In 1936, Boulder Dam (now Hoover Dam) began operation as President Franklin D. Roosevelt pressed a key in Washington to signal the startup of the dam's first hydroelectric generator.
In 1941, groundbreaking took place for the Pentagon. In a speech that drew accusations of anti-Semitism, Charles A. Lindbergh told an America First rally in Des Moines, Iowa, that "the British, the Jewish and the Roosevelt administration" were pushing the United States toward war.
In 1954, the Miss America pageant made its network TV debut on ABC; Miss California, Lee Meriwether, was crowned the winner.
In 1967, the comedy-variety program "The Carol Burnett Show" premiered on CBS.
In 2003, actor John Ritter died six days before his 55th birthday at Providence St. Joseph Medical Center in Burbank, Calif. — the same hospital where he was born in 1948.
In 2006, in a prime-time address, President George W. Bush invoked the memory of the victims of the 9/11 attacks as he staunchly defended the war in Iraq, though he acknowledged that Saddam Hussein was not responsible for the attacks.
In 2007, a new Osama bin Laden videotape was released on the sixth anniversary of 9/11; in it, the al-Qaida leader's voice is heard commemorating one of the suicide hijackers and calling on young Muslims to follow his example by martyring themselves in attacks.
In 2012, a mob armed with guns and grenades launched a fiery nightlong attack on a U.S. diplomatic outpost and a CIA annex in Benghazi, Libya, killing U.S. Ambassador Chris Stevens and three other Americans.

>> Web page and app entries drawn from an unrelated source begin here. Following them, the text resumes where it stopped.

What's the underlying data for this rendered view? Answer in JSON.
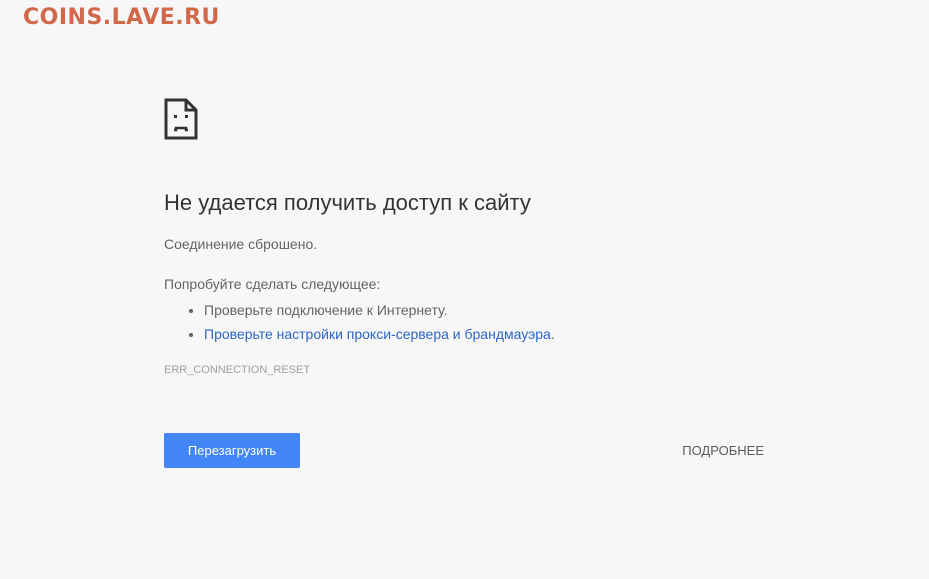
{
  "watermark": "COINS.LAVE.RU",
  "error_page": {
    "icon": "sad-page-icon",
    "heading": "Не удается получить доступ к сайту",
    "subtitle": "Соединение сброшено.",
    "try_label": "Попробуйте сделать следующее:",
    "suggestions": [
      {
        "text": "Проверьте подключение к Интернету.",
        "is_link": false
      },
      {
        "link_text": "Проверьте настройки прокси-сервера и брандмауэра",
        "suffix": ".",
        "is_link": true
      }
    ],
    "error_code": "ERR_CONNECTION_RESET",
    "reload_label": "Перезагрузить",
    "details_label": "ПОДРОБНЕЕ"
  },
  "colors": {
    "background": "#f7f7f7",
    "accent": "#4285f4",
    "link": "#2a65c8",
    "watermark": "#d0694a"
  }
}
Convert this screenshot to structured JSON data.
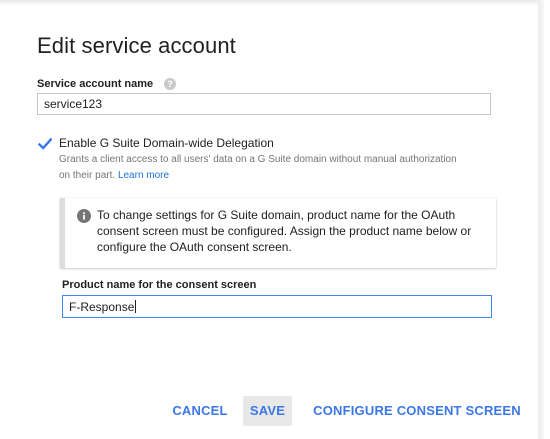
{
  "dialog": {
    "title": "Edit service account",
    "service_account": {
      "label": "Service account name",
      "help_icon": "help-circle-icon",
      "value": "service123"
    },
    "delegation": {
      "checked": true,
      "label": "Enable G Suite Domain-wide Delegation",
      "description": "Grants a client access to all users' data on a G Suite domain without manual authorization on their part.",
      "learn_more": "Learn more"
    },
    "notice": {
      "icon": "info-icon",
      "text": "To change settings for G Suite domain, product name for the OAuth consent screen must be configured. Assign the product name below or configure the OAuth consent screen."
    },
    "product_name": {
      "label": "Product name for the consent screen",
      "value": "F-Response"
    },
    "actions": {
      "cancel": "CANCEL",
      "save": "SAVE",
      "configure": "CONFIGURE CONSENT SCREEN"
    },
    "colors": {
      "accent": "#3b78e7",
      "link": "#1e73d2",
      "focus_border": "#4285f4"
    }
  }
}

Ten years ago: Presidential candidates John McCain and Barack Obama put aside politics as they visited ground zero together on the anniversary of 9/11 to honor its victims. ABC News broadcast an interview with John McCain's running mate, Alaska Gov. Sarah Palin, who said she was ready to be president if called upon, but sidestepped questions on whether she had the national security credentials needed to be commander in chief.
Five years ago: A car bomb tore through a Libyan Foreign Ministry building in the eastern city of Benghazi on the anniversary of a deadly attack on the U.S. consulate there as well as the 2001 terror attacks in the United States. More than 1 million people showed their support for Catalan independence by joining hands to form a 250-mile human chain across the northeastern region of Spain.
One year ago: Authorities sent an aircraft carrier and other Navy ships to help with search-and-rescue operations in Florida, where a flyover of the Keys revealed what Gov. Rick Scott described as scenes of devastation from Hurricane Irma. Irma weakened to a tropical storm, and then a tropical depression, and finally left Florida after a run up the entire 400-mile length of the state. An estimated 13 million people in Florida remained without power.